New Zealand mountain is granted personhood

An agreement has been signed between the government and eight tribes

New Zealand mountain is granted personhood

Mount Egmont near New Plymouth in Taranaki, New Zealand | Image: David Davies/PA Archive/PA Images

A mountain in New Zealand is to be given a legal personality in its own right.

Mount Egmont, or Mount Taranaki as it also known, will become a legal personality with joint responsibility shared between local Maori and the government.

The agreement was signed with eight tribes of Taranaki in parliament on Wednesday, according to Minister for Treaty of Waitangi Negotiations, Andrew Little.

He says: "This is a great day for the people of Taranaki.

"As a New Plymouth local I grew up under the gaze of the maunga so I'm particularly pleased with the respect accorded to local tangata whenua and the legal protection and personality given to the mountain," the minister said.

The Record of Understanding relates to collective cultural redress over Egmont National Park.

Little adds: "The Record of Understanding outlines the broad terms including repealing the Mount Egmont Vesting Act, and giving legal personality and the creation of a joint Crown-Iwi governance entity for the area within the national park.

"Today’s announcement is a major step towards implementing seven individual treaty settlements signed in Taranaki over the past 20 years."

The legal personality requirement recognises the mountain’s status in a similar way to the Whanganui river, which was granted legal personhood earlier this year.

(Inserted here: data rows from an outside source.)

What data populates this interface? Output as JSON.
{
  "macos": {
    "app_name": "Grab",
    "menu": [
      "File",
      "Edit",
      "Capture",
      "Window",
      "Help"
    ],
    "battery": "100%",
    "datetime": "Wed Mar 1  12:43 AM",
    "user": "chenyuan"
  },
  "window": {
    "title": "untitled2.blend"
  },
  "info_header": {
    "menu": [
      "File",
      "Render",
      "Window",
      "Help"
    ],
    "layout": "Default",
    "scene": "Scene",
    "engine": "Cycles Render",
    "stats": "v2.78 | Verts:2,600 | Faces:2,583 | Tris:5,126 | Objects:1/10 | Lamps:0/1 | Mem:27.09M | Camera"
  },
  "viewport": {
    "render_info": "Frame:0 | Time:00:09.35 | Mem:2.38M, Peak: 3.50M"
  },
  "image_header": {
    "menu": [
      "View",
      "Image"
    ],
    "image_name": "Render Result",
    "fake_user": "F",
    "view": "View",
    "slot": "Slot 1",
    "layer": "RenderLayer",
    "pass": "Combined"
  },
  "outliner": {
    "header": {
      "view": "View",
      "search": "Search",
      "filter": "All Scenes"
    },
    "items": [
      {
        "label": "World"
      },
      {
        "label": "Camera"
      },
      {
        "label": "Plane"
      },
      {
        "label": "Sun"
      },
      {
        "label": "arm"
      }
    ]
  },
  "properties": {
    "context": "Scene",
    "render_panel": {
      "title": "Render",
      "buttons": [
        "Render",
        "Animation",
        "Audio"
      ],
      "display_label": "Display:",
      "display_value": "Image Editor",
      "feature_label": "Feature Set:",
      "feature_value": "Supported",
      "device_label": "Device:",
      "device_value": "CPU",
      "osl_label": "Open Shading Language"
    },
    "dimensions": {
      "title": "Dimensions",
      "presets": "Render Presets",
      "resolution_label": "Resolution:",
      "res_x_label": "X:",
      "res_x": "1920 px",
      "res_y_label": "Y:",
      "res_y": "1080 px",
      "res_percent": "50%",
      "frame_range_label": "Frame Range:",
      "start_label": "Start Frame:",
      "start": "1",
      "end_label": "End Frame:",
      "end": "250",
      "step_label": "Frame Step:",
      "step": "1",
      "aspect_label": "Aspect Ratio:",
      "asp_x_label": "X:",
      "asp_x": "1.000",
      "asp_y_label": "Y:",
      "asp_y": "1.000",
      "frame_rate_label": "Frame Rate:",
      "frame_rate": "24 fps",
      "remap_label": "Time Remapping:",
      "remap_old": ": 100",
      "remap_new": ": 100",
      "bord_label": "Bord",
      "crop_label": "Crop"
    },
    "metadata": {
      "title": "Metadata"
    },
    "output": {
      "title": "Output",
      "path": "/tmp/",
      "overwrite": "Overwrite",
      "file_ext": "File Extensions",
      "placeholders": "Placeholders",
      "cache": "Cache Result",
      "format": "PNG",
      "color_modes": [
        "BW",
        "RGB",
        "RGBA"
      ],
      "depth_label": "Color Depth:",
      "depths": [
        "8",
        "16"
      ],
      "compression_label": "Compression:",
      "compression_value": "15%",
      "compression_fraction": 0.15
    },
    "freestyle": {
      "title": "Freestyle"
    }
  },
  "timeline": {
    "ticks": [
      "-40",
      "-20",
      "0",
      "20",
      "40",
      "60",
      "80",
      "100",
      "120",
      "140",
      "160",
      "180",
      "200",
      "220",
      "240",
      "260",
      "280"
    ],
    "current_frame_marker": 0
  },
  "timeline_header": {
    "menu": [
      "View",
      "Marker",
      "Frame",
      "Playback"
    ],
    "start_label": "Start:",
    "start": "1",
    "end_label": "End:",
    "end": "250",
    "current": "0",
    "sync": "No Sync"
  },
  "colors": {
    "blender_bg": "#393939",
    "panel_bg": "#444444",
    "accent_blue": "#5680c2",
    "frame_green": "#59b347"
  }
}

Mount Taranaki is around 120,000 years old and last erupted in 1775.

It is often described as 'New Zealand's most climbed mountain'.